NOVEMBER 6--An al-Qaeda operative serving life in prison for his role in the bombing of American embassies in Africa contends that his rights are being violated by U.S. jailers who have denied him access to Arabic publications and religious books, limited his mail privileges, and no longer allow him to use a Walkman.

Mohamed Al-Owhali, 30, claims that his incarceration at the 'supermax' federal prison in Florence, Colorado has left him so severely depressed that he stopped eating for months, forcing Bureau of Prisons officials to feed him via a tube placed through his nose. In a new U.S. District Court lawsuit, Al-Owhali wants a judge to order prison brass to provide him with expedited mail services, expanded phone privileges, and access to radio and TV news broadcasts and English and Arabic newspapers and magazines.

Currently, Al-Owhali claims, he is only provided with month-old copies of USA Today, 'with several pages-sections removed.' The convicted terrorist is held in virtual isolation in a special security unit at Florence, per Department of Justice guidelines known as Special Administrative Measures.
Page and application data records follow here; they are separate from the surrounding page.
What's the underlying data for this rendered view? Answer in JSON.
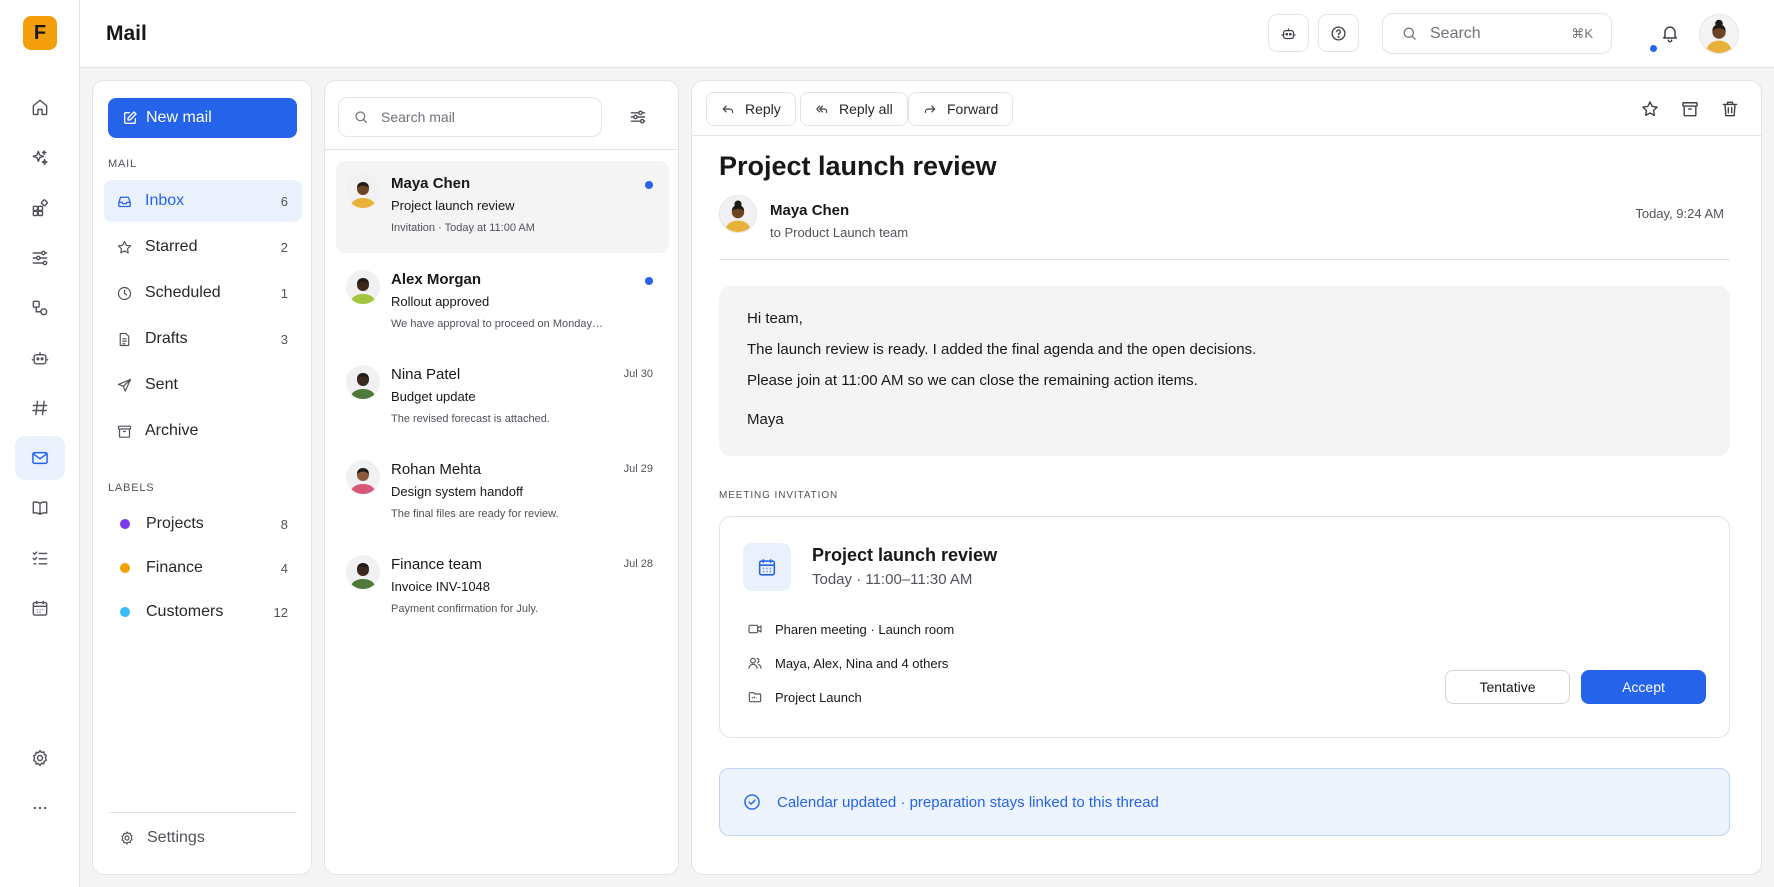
{
  "app": {
    "logo_letter": "F",
    "page_title": "Mail"
  },
  "rail": {
    "items": [
      {
        "icon": "home-icon"
      },
      {
        "icon": "sparkles-icon"
      },
      {
        "icon": "widgets-icon"
      },
      {
        "icon": "sliders-icon"
      },
      {
        "icon": "shapes-icon"
      },
      {
        "icon": "robot-icon"
      },
      {
        "icon": "hash-icon"
      },
      {
        "icon": "mail-icon",
        "active": true
      },
      {
        "icon": "book-icon"
      },
      {
        "icon": "checklist-icon"
      },
      {
        "icon": "calendar-icon"
      },
      {
        "icon": "gear-icon"
      },
      {
        "icon": "more-icon"
      }
    ]
  },
  "topbar": {
    "search_placeholder": "Search",
    "shortcut": "⌘K"
  },
  "nav": {
    "new_mail": "New mail",
    "mail_section": "MAIL",
    "folders": [
      {
        "label": "Inbox",
        "count": "6",
        "active": true,
        "icon": "inbox-icon"
      },
      {
        "label": "Starred",
        "count": "2",
        "icon": "star-icon"
      },
      {
        "label": "Scheduled",
        "count": "1",
        "icon": "clock-icon"
      },
      {
        "label": "Drafts",
        "count": "3",
        "icon": "document-icon"
      },
      {
        "label": "Sent",
        "count": "",
        "icon": "send-icon"
      },
      {
        "label": "Archive",
        "count": "",
        "icon": "archive-icon"
      }
    ],
    "labels_section": "LABELS",
    "labels": [
      {
        "label": "Projects",
        "count": "8",
        "color": "#7c3aed"
      },
      {
        "label": "Finance",
        "count": "4",
        "color": "#f59e0b"
      },
      {
        "label": "Customers",
        "count": "12",
        "color": "#38bdf8"
      }
    ],
    "settings": "Settings"
  },
  "list": {
    "search_placeholder": "Search mail",
    "items": [
      {
        "sender": "Maya Chen",
        "subject": "Project launch review",
        "preview": "Invitation · Today at 11:00 AM",
        "date": "",
        "unread": true,
        "selected": true,
        "avatar_color": "#e8b23a",
        "skin": "#6b4423"
      },
      {
        "sender": "Alex Morgan",
        "subject": "Rollout approved",
        "preview": "We have approval to proceed on Monday…",
        "date": "",
        "unread": true,
        "avatar_color": "#a3c43d",
        "skin": "#3d2817"
      },
      {
        "sender": "Nina Patel",
        "subject": "Budget update",
        "preview": "The revised forecast is attached.",
        "date": "Jul 30",
        "unread": false,
        "avatar_color": "#4f7a3a",
        "skin": "#3a2a1e"
      },
      {
        "sender": "Rohan Mehta",
        "subject": "Design system handoff",
        "preview": "The final files are ready for review.",
        "date": "Jul 29",
        "unread": false,
        "avatar_color": "#d9587a",
        "skin": "#8a5a3c"
      },
      {
        "sender": "Finance team",
        "subject": "Invoice INV-1048",
        "preview": "Payment confirmation for July.",
        "date": "Jul 28",
        "unread": false,
        "avatar_color": "#4f7a3a",
        "skin": "#3a2a1e"
      }
    ]
  },
  "reader": {
    "reply": "Reply",
    "reply_all": "Reply all",
    "forward": "Forward",
    "subject": "Project launch review",
    "sender": "Maya Chen",
    "to": "to Product Launch team",
    "time": "Today, 9:24 AM",
    "body": [
      "Hi team,",
      "The launch review is ready. I added the final agenda and the open decisions.",
      "Please join at 11:00 AM so we can close the remaining action items.",
      "Maya"
    ],
    "invite_label": "MEETING INVITATION",
    "invite": {
      "title": "Project launch review",
      "when": "Today · 11:00–11:30 AM",
      "location": "Pharen meeting · Launch room",
      "attendees": "Maya, Alex, Nina and 4 others",
      "folder": "Project Launch",
      "tentative": "Tentative",
      "accept": "Accept"
    },
    "notice": "Calendar updated · preparation stays linked to this thread"
  },
  "colors": {
    "accent": "#2563eb",
    "logo": "#f59e0b"
  }
}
Attached to Al-Owhali's handwritten October 19 lawsuit is a copy of an internal BoP complaint form filed by the inmate (a copy of which you'll find here) and a BoP memo to Al-Owhali detailing the SAM measures governing his incarceration.

The Osama bin Laden disciple and three codefendants were convicted in 2001 for their roles in simultaneous car bomb attacks at U.S. embassies in Nairobi and Tanzania. Those blasts killed a total of 224 people and injured thousands of other victims. (14 pages)